◆ **Exercise instructions**
Restate the records in full and exactly, with no images included.

◆ **Data extracts**
---
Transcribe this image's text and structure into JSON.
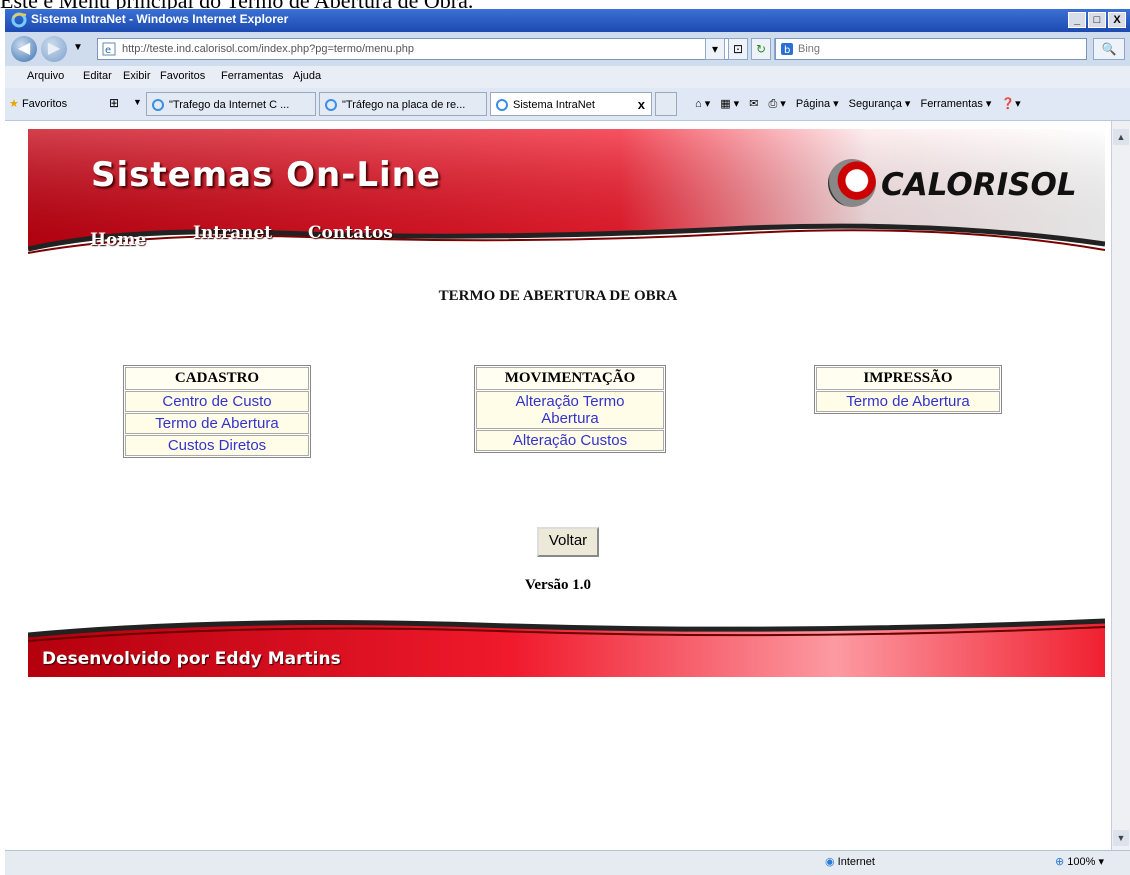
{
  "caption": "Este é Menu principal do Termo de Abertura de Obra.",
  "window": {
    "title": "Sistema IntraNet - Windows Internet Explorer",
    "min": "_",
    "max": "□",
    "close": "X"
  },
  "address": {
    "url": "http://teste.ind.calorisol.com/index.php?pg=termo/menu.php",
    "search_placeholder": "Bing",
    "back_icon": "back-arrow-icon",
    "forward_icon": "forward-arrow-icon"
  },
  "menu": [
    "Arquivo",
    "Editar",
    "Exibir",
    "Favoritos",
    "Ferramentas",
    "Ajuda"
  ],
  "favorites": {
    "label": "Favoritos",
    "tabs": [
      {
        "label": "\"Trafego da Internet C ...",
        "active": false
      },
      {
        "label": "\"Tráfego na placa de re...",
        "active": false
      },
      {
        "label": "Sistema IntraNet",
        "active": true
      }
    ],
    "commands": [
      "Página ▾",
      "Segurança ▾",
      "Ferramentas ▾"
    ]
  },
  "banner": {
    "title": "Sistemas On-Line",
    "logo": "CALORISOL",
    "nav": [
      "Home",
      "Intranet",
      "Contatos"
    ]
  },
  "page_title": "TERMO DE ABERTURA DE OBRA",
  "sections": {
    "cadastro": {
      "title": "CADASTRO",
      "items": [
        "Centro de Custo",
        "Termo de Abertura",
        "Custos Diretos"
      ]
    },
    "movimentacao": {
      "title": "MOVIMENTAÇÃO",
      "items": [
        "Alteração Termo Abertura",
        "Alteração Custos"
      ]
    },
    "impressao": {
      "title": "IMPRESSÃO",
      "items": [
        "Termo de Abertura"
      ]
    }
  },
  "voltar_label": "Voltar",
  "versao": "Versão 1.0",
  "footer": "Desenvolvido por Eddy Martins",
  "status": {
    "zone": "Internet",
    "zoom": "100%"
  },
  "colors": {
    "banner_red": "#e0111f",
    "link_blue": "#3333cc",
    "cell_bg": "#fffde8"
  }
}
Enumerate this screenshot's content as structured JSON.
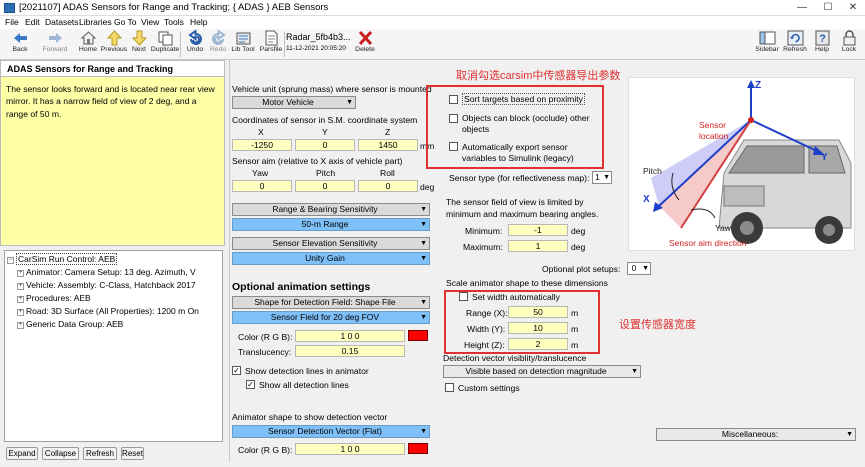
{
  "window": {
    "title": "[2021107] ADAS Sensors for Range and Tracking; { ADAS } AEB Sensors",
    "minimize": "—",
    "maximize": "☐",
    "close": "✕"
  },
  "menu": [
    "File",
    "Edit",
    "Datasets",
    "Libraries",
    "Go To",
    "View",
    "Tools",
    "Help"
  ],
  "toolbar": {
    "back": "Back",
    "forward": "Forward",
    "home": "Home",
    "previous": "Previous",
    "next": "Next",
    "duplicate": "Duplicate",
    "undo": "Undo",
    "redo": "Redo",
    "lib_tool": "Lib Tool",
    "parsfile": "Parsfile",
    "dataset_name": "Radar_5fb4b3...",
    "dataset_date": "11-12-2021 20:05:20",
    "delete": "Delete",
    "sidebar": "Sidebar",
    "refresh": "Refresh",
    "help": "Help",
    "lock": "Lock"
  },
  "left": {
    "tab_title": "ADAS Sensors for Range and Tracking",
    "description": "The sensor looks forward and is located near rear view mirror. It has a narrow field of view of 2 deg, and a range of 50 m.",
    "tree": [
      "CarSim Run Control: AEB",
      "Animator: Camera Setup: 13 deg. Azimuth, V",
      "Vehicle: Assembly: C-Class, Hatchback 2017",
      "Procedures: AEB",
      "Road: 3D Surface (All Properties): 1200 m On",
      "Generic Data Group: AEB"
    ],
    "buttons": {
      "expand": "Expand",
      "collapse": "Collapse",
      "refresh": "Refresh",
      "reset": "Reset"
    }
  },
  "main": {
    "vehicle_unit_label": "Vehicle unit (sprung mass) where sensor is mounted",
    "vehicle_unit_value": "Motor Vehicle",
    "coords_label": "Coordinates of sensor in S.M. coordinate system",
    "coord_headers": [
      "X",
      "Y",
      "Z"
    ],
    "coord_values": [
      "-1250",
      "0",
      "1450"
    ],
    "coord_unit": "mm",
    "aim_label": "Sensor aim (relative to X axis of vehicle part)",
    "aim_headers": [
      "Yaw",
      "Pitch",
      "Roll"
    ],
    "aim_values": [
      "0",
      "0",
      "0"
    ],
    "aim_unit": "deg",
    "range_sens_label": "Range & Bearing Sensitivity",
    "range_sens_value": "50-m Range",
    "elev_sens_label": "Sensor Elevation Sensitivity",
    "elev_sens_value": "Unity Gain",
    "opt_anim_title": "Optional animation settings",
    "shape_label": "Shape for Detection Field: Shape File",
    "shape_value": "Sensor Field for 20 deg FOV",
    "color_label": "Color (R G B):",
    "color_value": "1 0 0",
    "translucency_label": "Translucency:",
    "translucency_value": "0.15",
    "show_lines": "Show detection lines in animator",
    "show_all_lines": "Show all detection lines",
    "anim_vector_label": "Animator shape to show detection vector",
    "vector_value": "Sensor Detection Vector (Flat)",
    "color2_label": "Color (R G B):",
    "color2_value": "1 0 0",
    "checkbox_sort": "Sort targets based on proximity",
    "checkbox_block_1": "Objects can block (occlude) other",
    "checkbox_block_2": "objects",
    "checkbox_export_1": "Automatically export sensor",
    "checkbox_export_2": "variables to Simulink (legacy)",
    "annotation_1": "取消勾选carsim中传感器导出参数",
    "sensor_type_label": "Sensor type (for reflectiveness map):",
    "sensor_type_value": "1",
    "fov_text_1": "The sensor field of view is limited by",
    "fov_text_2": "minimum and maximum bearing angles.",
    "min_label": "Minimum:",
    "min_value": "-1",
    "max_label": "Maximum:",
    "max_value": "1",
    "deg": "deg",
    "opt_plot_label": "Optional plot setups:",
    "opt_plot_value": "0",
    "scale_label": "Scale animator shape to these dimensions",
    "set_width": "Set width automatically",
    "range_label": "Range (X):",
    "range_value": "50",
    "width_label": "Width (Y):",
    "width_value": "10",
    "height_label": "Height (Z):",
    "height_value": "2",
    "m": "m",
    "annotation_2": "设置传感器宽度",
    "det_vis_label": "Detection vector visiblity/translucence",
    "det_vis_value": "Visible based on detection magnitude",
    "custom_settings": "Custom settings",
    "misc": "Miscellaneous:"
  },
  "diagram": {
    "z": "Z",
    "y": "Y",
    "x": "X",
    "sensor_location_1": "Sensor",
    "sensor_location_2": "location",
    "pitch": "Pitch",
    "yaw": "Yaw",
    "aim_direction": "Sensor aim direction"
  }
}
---
◆ **Answer area**
Transcribe this image's text and structure into JSON.
{
  "caption": "Este é Menu principal do Termo de Abertura de Obra.",
  "window": {
    "title": "Sistema IntraNet - Windows Internet Explorer",
    "min": "_",
    "max": "□",
    "close": "X"
  },
  "address": {
    "url": "http://teste.ind.calorisol.com/index.php?pg=termo/menu.php",
    "search_placeholder": "Bing",
    "back_icon": "back-arrow-icon",
    "forward_icon": "forward-arrow-icon"
  },
  "menu": [
    "Arquivo",
    "Editar",
    "Exibir",
    "Favoritos",
    "Ferramentas",
    "Ajuda"
  ],
  "favorites": {
    "label": "Favoritos",
    "tabs": [
      {
        "label": "\"Trafego da Internet C ...",
        "active": false
      },
      {
        "label": "\"Tráfego na placa de re...",
        "active": false
      },
      {
        "label": "Sistema IntraNet",
        "active": true
      }
    ],
    "commands": [
      "Página ▾",
      "Segurança ▾",
      "Ferramentas ▾"
    ]
  },
  "banner": {
    "title": "Sistemas On-Line",
    "logo": "CALORISOL",
    "nav": [
      "Home",
      "Intranet",
      "Contatos"
    ]
  },
  "page_title": "TERMO DE ABERTURA DE OBRA",
  "sections": {
    "cadastro": {
      "title": "CADASTRO",
      "items": [
        "Centro de Custo",
        "Termo de Abertura",
        "Custos Diretos"
      ]
    },
    "movimentacao": {
      "title": "MOVIMENTAÇÃO",
      "items": [
        "Alteração Termo Abertura",
        "Alteração Custos"
      ]
    },
    "impressao": {
      "title": "IMPRESSÃO",
      "items": [
        "Termo de Abertura"
      ]
    }
  },
  "voltar_label": "Voltar",
  "versao": "Versão 1.0",
  "footer": "Desenvolvido por Eddy Martins",
  "status": {
    "zone": "Internet",
    "zoom": "100%"
  },
  "colors": {
    "banner_red": "#e0111f",
    "link_blue": "#3333cc",
    "cell_bg": "#fffde8"
  }
}
Enumerate this screenshot's content as structured JSON.
{
  "window": {
    "title": "[2021107] ADAS Sensors for Range and Tracking; { ADAS } AEB Sensors",
    "minimize": "—",
    "maximize": "☐",
    "close": "✕"
  },
  "menu": [
    "File",
    "Edit",
    "Datasets",
    "Libraries",
    "Go To",
    "View",
    "Tools",
    "Help"
  ],
  "toolbar": {
    "back": "Back",
    "forward": "Forward",
    "home": "Home",
    "previous": "Previous",
    "next": "Next",
    "duplicate": "Duplicate",
    "undo": "Undo",
    "redo": "Redo",
    "lib_tool": "Lib Tool",
    "parsfile": "Parsfile",
    "dataset_name": "Radar_5fb4b3...",
    "dataset_date": "11-12-2021 20:05:20",
    "delete": "Delete",
    "sidebar": "Sidebar",
    "refresh": "Refresh",
    "help": "Help",
    "lock": "Lock"
  },
  "left": {
    "tab_title": "ADAS Sensors for Range and Tracking",
    "description": "The sensor looks forward and is located near rear view mirror. It has a narrow field of view of 2 deg, and a range of 50 m.",
    "tree": [
      "CarSim Run Control: AEB",
      "Animator: Camera Setup: 13 deg. Azimuth, V",
      "Vehicle: Assembly: C-Class, Hatchback 2017",
      "Procedures: AEB",
      "Road: 3D Surface (All Properties): 1200 m On",
      "Generic Data Group: AEB"
    ],
    "buttons": {
      "expand": "Expand",
      "collapse": "Collapse",
      "refresh": "Refresh",
      "reset": "Reset"
    }
  },
  "main": {
    "vehicle_unit_label": "Vehicle unit (sprung mass) where sensor is mounted",
    "vehicle_unit_value": "Motor Vehicle",
    "coords_label": "Coordinates of sensor in S.M. coordinate system",
    "coord_headers": [
      "X",
      "Y",
      "Z"
    ],
    "coord_values": [
      "-1250",
      "0",
      "1450"
    ],
    "coord_unit": "mm",
    "aim_label": "Sensor aim (relative to X axis of vehicle part)",
    "aim_headers": [
      "Yaw",
      "Pitch",
      "Roll"
    ],
    "aim_values": [
      "0",
      "0",
      "0"
    ],
    "aim_unit": "deg",
    "range_sens_label": "Range & Bearing Sensitivity",
    "range_sens_value": "50-m Range",
    "elev_sens_label": "Sensor Elevation Sensitivity",
    "elev_sens_value": "Unity Gain",
    "opt_anim_title": "Optional animation settings",
    "shape_label": "Shape for Detection Field: Shape File",
    "shape_value": "Sensor Field for 20 deg FOV",
    "color_label": "Color (R G B):",
    "color_value": "1 0 0",
    "translucency_label": "Translucency:",
    "translucency_value": "0.15",
    "show_lines": "Show detection lines in animator",
    "show_all_lines": "Show all detection lines",
    "anim_vector_label": "Animator shape to show detection vector",
    "vector_value": "Sensor Detection Vector (Flat)",
    "color2_label": "Color (R G B):",
    "color2_value": "1 0 0",
    "checkbox_sort": "Sort targets based on proximity",
    "checkbox_block_1": "Objects can block (occlude) other",
    "checkbox_block_2": "objects",
    "checkbox_export_1": "Automatically export sensor",
    "checkbox_export_2": "variables to Simulink (legacy)",
    "annotation_1": "取消勾选carsim中传感器导出参数",
    "sensor_type_label": "Sensor type (for reflectiveness map):",
    "sensor_type_value": "1",
    "fov_text_1": "The sensor field of view is limited by",
    "fov_text_2": "minimum and maximum bearing angles.",
    "min_label": "Minimum:",
    "min_value": "-1",
    "max_label": "Maximum:",
    "max_value": "1",
    "deg": "deg",
    "opt_plot_label": "Optional plot setups:",
    "opt_plot_value": "0",
    "scale_label": "Scale animator shape to these dimensions",
    "set_width": "Set width automatically",
    "range_label": "Range (X):",
    "range_value": "50",
    "width_label": "Width (Y):",
    "width_value": "10",
    "height_label": "Height (Z):",
    "height_value": "2",
    "m": "m",
    "annotation_2": "设置传感器宽度",
    "det_vis_label": "Detection vector visiblity/translucence",
    "det_vis_value": "Visible based on detection magnitude",
    "custom_settings": "Custom settings",
    "misc": "Miscellaneous:"
  },
  "diagram": {
    "z": "Z",
    "y": "Y",
    "x": "X",
    "sensor_location_1": "Sensor",
    "sensor_location_2": "location",
    "pitch": "Pitch",
    "yaw": "Yaw",
    "aim_direction": "Sensor aim direction"
  }
}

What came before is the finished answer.